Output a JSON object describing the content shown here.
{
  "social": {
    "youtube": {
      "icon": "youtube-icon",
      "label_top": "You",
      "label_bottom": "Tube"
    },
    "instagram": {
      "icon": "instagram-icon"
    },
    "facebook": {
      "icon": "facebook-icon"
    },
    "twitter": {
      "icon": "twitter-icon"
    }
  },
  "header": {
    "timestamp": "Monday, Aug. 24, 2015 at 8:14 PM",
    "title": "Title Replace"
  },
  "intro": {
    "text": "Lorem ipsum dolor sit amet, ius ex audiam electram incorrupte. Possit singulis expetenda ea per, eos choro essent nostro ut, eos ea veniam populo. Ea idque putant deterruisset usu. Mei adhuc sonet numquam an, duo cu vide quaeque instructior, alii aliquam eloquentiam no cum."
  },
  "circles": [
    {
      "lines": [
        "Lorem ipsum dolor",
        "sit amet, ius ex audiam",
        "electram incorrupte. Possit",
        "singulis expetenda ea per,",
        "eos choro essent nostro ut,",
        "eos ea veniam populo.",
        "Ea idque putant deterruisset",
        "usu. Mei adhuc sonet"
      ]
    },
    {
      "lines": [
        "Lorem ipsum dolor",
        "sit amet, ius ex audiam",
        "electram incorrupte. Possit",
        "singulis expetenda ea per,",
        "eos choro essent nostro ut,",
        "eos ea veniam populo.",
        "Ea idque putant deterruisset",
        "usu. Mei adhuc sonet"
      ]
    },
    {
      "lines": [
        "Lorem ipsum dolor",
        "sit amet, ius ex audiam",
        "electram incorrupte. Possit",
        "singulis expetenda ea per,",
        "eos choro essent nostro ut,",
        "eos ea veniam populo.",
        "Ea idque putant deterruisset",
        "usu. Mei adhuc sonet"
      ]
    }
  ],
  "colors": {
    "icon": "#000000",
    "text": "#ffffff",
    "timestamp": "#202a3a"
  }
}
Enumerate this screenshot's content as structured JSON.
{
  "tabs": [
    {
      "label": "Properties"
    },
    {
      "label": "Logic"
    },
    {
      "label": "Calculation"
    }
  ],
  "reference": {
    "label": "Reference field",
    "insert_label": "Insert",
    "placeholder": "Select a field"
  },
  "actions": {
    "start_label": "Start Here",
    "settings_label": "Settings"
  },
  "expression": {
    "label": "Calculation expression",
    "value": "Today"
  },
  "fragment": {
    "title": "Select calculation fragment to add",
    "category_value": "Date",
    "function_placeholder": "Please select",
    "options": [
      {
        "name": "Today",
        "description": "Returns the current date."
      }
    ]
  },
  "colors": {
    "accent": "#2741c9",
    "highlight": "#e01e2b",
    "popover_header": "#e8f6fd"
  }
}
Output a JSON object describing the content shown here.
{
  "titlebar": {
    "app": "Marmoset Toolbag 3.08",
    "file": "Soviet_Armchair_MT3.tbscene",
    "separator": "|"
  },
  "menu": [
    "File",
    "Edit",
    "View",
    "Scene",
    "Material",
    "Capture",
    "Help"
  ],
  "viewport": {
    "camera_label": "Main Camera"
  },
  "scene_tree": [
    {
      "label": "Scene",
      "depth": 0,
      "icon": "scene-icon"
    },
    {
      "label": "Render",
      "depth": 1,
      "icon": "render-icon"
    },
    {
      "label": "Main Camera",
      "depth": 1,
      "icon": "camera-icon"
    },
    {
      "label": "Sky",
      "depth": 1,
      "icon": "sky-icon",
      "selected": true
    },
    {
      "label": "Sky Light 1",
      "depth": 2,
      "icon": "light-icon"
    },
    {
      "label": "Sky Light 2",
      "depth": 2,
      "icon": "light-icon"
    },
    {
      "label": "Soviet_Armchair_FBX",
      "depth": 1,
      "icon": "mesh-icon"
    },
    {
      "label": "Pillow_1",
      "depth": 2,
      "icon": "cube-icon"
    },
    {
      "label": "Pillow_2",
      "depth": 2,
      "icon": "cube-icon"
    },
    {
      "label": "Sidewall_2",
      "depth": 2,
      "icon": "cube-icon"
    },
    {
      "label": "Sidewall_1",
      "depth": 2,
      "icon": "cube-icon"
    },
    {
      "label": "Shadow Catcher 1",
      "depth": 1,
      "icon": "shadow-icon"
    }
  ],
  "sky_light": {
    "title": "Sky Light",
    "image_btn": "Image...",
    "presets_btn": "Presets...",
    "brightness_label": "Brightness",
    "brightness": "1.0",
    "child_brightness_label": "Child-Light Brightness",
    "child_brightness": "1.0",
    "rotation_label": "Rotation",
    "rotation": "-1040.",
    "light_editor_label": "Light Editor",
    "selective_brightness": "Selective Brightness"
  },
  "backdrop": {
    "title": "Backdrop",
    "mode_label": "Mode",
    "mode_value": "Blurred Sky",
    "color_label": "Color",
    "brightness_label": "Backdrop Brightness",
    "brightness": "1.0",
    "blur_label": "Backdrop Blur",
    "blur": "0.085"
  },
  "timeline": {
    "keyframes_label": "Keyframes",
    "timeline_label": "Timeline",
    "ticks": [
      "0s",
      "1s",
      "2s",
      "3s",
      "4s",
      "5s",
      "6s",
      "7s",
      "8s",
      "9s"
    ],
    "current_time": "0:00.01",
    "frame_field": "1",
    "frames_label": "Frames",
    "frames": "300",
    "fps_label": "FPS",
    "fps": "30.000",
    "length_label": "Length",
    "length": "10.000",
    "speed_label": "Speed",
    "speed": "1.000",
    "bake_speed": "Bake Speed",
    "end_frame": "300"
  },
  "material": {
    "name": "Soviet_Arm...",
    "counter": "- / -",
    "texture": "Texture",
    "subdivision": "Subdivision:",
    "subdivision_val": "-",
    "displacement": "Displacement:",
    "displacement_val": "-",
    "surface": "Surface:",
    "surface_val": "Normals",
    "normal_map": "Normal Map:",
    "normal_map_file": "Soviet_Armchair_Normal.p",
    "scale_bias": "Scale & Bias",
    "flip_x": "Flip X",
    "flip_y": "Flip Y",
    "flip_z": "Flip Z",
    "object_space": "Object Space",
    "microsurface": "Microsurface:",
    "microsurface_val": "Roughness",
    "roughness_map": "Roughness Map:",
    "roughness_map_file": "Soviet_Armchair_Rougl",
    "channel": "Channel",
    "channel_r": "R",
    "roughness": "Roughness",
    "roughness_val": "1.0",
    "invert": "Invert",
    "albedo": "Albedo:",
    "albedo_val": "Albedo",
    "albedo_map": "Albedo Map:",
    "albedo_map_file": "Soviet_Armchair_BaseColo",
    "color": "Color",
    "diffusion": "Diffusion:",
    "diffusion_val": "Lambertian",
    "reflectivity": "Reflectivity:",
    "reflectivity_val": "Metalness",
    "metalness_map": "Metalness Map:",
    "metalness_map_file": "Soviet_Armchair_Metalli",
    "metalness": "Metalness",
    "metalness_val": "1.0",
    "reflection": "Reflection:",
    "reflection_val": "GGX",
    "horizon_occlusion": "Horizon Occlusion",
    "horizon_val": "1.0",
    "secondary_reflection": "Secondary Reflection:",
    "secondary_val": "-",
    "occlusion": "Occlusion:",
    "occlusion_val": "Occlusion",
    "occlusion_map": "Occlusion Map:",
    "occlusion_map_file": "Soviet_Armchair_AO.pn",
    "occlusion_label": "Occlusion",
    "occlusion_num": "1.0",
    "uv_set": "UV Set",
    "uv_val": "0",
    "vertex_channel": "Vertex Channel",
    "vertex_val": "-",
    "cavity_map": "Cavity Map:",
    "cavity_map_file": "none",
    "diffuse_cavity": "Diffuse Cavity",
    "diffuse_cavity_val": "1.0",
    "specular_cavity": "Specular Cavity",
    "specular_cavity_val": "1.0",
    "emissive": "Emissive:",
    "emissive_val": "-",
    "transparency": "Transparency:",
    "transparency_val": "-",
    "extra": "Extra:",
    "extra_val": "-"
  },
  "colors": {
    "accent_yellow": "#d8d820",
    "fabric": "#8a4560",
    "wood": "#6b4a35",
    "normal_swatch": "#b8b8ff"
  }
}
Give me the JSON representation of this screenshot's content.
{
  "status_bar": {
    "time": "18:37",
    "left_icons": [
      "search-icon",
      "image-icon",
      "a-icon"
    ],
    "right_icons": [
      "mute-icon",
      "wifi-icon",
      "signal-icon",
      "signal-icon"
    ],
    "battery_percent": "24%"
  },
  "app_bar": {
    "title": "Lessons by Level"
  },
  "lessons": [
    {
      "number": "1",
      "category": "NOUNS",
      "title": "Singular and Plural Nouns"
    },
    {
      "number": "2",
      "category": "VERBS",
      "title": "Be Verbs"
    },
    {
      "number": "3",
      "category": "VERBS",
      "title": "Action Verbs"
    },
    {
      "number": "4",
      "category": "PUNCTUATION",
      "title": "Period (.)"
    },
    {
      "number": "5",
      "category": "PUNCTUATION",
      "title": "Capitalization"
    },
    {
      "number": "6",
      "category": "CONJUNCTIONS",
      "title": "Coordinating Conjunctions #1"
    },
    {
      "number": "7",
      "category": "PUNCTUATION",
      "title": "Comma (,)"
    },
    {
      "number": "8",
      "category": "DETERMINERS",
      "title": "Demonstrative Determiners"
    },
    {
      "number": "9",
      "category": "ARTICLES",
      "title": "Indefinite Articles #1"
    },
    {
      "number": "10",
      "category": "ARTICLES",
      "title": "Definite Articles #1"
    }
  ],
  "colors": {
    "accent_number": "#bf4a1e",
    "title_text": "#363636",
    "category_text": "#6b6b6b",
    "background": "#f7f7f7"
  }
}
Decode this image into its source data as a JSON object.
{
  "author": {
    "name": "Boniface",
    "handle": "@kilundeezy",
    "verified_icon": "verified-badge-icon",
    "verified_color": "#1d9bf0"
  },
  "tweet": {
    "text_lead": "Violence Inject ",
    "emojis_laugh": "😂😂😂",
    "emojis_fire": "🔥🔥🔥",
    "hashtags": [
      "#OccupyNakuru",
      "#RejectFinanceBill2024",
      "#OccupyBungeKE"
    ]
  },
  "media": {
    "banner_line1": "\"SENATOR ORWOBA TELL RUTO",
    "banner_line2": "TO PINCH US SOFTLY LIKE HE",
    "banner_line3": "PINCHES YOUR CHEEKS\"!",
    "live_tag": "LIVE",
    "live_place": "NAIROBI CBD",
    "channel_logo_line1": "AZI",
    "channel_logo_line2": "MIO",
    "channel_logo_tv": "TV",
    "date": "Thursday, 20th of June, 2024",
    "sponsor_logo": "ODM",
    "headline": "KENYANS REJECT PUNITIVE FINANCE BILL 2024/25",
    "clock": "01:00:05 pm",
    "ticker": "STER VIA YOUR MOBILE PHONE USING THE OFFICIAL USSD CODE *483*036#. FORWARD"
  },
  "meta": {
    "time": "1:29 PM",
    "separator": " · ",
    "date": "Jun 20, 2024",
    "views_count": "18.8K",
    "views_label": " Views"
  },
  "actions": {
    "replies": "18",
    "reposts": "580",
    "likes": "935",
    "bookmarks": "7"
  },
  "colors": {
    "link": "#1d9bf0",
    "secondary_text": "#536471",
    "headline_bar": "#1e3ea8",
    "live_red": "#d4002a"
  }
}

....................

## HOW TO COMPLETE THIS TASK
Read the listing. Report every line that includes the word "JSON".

## OUTPUT FOR THIS EXERCISE
Output a JSON object describing the content shown here.
Enumerate this screenshot's content as structured JSON.
Output a JSON object describing the content shown here.
Give me the JSON representation of this screenshot's content.
Decode this image into its source data as a JSON object.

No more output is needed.